*About this exercise*. For each line in the data that includes "обувь", make a copy.

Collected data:
_ _ _ _ _

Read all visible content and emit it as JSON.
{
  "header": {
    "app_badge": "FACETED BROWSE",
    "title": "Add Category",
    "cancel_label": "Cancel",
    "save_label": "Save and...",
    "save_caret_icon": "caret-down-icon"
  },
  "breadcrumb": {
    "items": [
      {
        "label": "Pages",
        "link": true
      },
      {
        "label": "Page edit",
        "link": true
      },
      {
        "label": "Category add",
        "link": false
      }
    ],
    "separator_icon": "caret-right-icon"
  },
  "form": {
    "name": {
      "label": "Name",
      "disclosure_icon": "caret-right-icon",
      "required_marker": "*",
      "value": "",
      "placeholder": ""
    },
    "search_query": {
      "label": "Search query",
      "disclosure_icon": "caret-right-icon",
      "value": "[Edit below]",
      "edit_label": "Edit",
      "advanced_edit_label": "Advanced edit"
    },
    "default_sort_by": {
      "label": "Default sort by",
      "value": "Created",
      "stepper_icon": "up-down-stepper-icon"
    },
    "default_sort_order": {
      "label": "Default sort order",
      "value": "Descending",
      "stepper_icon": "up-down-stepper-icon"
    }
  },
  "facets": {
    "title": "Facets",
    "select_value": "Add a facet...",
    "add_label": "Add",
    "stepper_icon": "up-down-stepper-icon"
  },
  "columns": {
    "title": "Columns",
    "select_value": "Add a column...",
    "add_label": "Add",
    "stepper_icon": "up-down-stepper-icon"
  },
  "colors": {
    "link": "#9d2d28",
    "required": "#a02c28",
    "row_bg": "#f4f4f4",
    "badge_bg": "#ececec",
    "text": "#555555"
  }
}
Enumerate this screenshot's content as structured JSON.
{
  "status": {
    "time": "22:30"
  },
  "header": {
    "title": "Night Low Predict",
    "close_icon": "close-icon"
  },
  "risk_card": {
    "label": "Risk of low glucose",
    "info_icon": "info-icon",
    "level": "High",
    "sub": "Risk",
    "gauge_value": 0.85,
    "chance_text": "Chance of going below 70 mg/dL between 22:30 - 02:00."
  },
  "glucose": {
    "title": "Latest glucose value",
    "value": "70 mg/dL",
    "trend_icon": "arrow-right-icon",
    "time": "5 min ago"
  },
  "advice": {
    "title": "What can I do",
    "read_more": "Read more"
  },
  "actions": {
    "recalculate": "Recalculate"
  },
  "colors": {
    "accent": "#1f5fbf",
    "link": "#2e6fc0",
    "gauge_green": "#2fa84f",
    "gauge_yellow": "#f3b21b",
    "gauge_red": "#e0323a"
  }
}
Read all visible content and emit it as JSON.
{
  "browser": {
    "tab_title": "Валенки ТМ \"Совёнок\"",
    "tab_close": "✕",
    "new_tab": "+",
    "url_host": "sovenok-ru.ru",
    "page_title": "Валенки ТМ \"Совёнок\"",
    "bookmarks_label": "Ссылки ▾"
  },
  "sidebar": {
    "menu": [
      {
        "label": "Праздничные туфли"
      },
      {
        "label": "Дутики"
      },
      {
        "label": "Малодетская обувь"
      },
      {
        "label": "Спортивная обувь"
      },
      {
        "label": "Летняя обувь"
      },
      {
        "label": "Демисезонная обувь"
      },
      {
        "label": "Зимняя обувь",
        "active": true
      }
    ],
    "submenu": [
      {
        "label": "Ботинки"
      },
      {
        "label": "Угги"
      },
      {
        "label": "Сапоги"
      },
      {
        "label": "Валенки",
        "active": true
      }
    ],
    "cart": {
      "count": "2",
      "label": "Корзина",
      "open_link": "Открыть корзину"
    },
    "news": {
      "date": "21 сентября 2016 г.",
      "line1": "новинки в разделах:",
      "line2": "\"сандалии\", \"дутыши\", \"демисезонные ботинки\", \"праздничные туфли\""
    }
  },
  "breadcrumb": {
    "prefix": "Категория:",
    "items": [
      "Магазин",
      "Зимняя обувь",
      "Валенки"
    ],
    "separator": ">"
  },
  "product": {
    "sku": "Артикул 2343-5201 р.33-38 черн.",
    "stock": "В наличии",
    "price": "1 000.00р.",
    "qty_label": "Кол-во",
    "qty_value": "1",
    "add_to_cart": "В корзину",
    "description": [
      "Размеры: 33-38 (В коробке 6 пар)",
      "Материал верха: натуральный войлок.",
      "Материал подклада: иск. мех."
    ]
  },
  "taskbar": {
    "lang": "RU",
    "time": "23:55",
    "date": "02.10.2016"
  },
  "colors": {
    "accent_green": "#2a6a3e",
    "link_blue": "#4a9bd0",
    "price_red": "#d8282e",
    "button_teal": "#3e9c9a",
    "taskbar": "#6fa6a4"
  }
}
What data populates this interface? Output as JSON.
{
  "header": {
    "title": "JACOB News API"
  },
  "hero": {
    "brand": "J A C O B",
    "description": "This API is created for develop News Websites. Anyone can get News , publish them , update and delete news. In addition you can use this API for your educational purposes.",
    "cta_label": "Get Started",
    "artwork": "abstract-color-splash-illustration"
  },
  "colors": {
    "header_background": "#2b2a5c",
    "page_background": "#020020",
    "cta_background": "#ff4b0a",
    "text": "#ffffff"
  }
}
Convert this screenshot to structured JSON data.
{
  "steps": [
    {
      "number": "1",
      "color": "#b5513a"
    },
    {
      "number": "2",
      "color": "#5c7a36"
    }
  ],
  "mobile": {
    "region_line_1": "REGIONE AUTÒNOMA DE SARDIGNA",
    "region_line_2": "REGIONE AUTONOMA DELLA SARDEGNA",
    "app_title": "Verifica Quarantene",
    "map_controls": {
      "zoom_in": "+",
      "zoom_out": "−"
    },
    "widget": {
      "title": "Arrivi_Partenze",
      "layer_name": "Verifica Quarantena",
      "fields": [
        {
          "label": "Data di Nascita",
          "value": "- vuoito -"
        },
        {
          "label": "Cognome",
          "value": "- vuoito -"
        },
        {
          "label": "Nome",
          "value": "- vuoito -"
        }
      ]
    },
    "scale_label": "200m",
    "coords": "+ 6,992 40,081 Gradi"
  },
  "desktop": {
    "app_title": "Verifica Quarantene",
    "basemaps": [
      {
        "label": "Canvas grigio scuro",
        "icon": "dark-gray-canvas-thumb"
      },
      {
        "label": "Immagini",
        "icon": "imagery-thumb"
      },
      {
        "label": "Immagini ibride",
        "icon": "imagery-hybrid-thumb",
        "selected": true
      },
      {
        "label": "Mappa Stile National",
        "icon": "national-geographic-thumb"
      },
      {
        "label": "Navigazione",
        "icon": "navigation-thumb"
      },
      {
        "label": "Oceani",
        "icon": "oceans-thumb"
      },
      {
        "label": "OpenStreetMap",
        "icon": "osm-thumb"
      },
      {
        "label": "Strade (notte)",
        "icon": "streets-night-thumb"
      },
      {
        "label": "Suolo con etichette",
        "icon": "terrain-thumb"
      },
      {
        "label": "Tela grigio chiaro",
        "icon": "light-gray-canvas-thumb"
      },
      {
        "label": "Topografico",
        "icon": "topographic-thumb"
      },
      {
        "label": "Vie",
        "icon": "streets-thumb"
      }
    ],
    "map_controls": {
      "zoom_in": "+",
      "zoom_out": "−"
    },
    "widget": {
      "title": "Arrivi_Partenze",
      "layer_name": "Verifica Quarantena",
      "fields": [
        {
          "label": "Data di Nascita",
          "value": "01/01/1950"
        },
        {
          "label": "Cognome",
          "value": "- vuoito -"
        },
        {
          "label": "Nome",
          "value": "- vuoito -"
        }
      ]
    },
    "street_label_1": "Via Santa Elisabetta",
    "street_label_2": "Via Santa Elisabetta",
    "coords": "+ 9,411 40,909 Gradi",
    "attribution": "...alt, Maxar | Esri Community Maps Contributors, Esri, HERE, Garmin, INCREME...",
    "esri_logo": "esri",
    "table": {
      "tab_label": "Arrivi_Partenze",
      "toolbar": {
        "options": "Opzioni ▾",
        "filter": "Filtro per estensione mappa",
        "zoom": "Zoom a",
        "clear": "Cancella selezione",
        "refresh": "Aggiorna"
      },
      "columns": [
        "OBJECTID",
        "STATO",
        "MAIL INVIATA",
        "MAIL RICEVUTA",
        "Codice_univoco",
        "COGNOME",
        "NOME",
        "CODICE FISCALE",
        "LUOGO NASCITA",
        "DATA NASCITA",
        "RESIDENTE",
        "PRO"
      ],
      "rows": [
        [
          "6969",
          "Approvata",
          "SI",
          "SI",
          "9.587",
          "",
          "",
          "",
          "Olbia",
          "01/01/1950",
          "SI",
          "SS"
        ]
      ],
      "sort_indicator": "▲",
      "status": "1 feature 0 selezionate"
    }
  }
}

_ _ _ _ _

*Written reply*.
        "label": "Малодетская обувь"
        "label": "Спортивная обувь"
        "label": "Летняя обувь"
        "label": "Демисезонная обувь"
        "label": "Зимняя обувь",
      "Зимняя обувь",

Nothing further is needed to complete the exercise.